The bus drives on northward and we land near the Kelpies, a pair of 50 meter high giant stainless steel horses with rivets as big as canned hams and full of relentless silent judgment looking down upon us all. They went up in 2013, so they’re a new anomaly in a stunning land that cherishes its soot stained historic brick masonry. To my dismay so far, Scotland is enjoying an epic bout of summer sun; more blue sky than clouds this first week. I’m melting in it, while Dave the Bus Driver wears shorts instead of his kilt, and he and the other pale skin types turn lobster red, as we’d all prepared for gloom. It can change, so I’m hoping! Weather is all about timing; one lady said her daughter toured 2 weeks ago and they couldn’t see anything through the constant deluge. Dave says it’s been since June that they’ve actually seen anything close to this, and it’s supposed to be like this all week. Bah. My first world heat complaints fall on deaf deity ears.
Lobo Lodge was located deep in northern Serengeti, isolated, gorgeous, and completely unoccupied except our group of four and the staff that outnumbered us. But boy oh boy were the views lovely in every direction. As the sun set, we saw the giraffes and elephants amble to the shadows and set down at night. Later on, as we enjoyed cocktails at the outdoor bar by the pool, hyenas yipped and barked. Not a bad evening to go to sleep to.

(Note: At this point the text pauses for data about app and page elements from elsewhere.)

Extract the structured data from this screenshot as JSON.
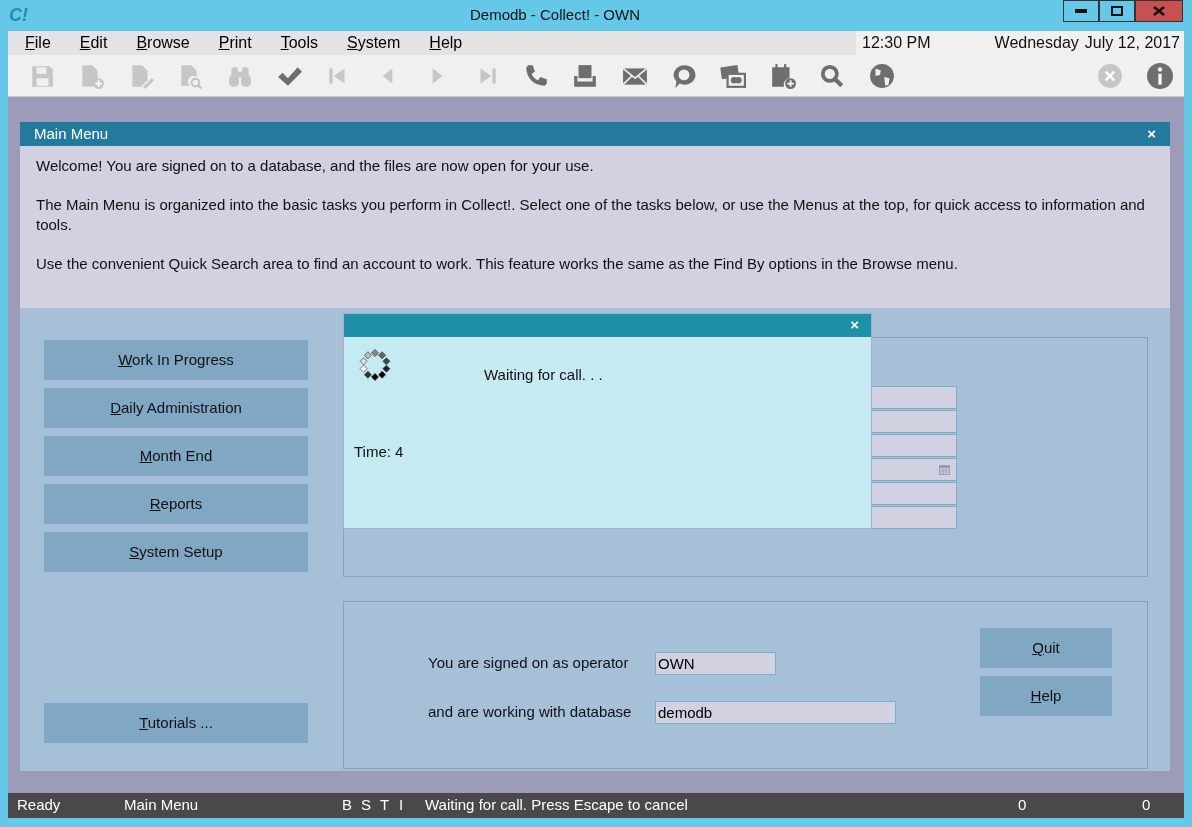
{
  "window": {
    "title": "Demodb - Collect! - OWN",
    "logo": "C!"
  },
  "menu": [
    {
      "label": "File"
    },
    {
      "label": "Edit"
    },
    {
      "label": "Browse"
    },
    {
      "label": "Print"
    },
    {
      "label": "Tools"
    },
    {
      "label": "System"
    },
    {
      "label": "Help"
    }
  ],
  "clock": {
    "time": "12:30 PM",
    "day": "Wednesday",
    "date": "July 12, 2017"
  },
  "toolbar": [
    {
      "kind": "save",
      "disabled": true
    },
    {
      "kind": "new",
      "disabled": true
    },
    {
      "kind": "edit",
      "disabled": true
    },
    {
      "kind": "preview",
      "disabled": true
    },
    {
      "kind": "binoculars",
      "disabled": true
    },
    {
      "kind": "check",
      "disabled": false
    },
    {
      "kind": "first",
      "disabled": true
    },
    {
      "kind": "prev",
      "disabled": true
    },
    {
      "kind": "next",
      "disabled": true
    },
    {
      "kind": "last",
      "disabled": true
    },
    {
      "kind": "phone",
      "disabled": false
    },
    {
      "kind": "printer",
      "disabled": false
    },
    {
      "kind": "mail",
      "disabled": false
    },
    {
      "kind": "chat",
      "disabled": false
    },
    {
      "kind": "card",
      "disabled": false
    },
    {
      "kind": "calendar",
      "disabled": false
    },
    {
      "kind": "search",
      "disabled": false
    },
    {
      "kind": "globe",
      "disabled": false
    }
  ],
  "toolbar_right": [
    {
      "kind": "cancel",
      "disabled": true
    },
    {
      "kind": "info",
      "disabled": false
    }
  ],
  "main_menu": {
    "title": "Main Menu",
    "close": "×",
    "paragraphs": [
      "Welcome! You are signed on to a database, and the files are now open for your use.",
      "The Main Menu is organized into the basic tasks you perform in Collect!. Select one of the tasks below, or use the Menus at the top, for quick access to information and tools.",
      "Use the convenient Quick Search area to find an account to work. This feature works the same as the Find By options in the Browse menu."
    ],
    "tasks": [
      {
        "label": "Work In Progress"
      },
      {
        "label": "Daily Administration"
      },
      {
        "label": "Month End"
      },
      {
        "label": "Reports"
      },
      {
        "label": "System Setup"
      }
    ],
    "tutorials": {
      "label": "Tutorials ..."
    },
    "search_fields": [
      {
        "kind": "text"
      },
      {
        "kind": "text"
      },
      {
        "kind": "text"
      },
      {
        "kind": "date"
      },
      {
        "kind": "text"
      },
      {
        "kind": "text"
      }
    ],
    "operator_label": "You are signed on as operator",
    "operator": "OWN",
    "database_label": "and are working with database",
    "database": "demodb",
    "buttons": [
      {
        "label": "Quit"
      },
      {
        "label": "Help"
      }
    ]
  },
  "dialog": {
    "close": "×",
    "message": "Waiting for call. . .",
    "time": "Time: 4"
  },
  "status_bar": {
    "state": "Ready",
    "screen": "Main Menu",
    "flags": [
      "B",
      "S",
      "T",
      "I"
    ],
    "message": "Waiting for call. Press Escape to cancel",
    "count_1": "0",
    "count_2": "0"
  }
}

Tanzania is a nation of 40% national park, all of whom contain some elephants, but the Tarangire National Park is home to the majority of them, some 5000 elephants, 1000 of whom have been photo Id’d by the park service. On a warm and dry sunny day, we watched this group of elephants cluster under the great tree for shade. Note that baby is passed out sleeping on the ground beneath his parents to the left. Heavenly, peaceful, and content.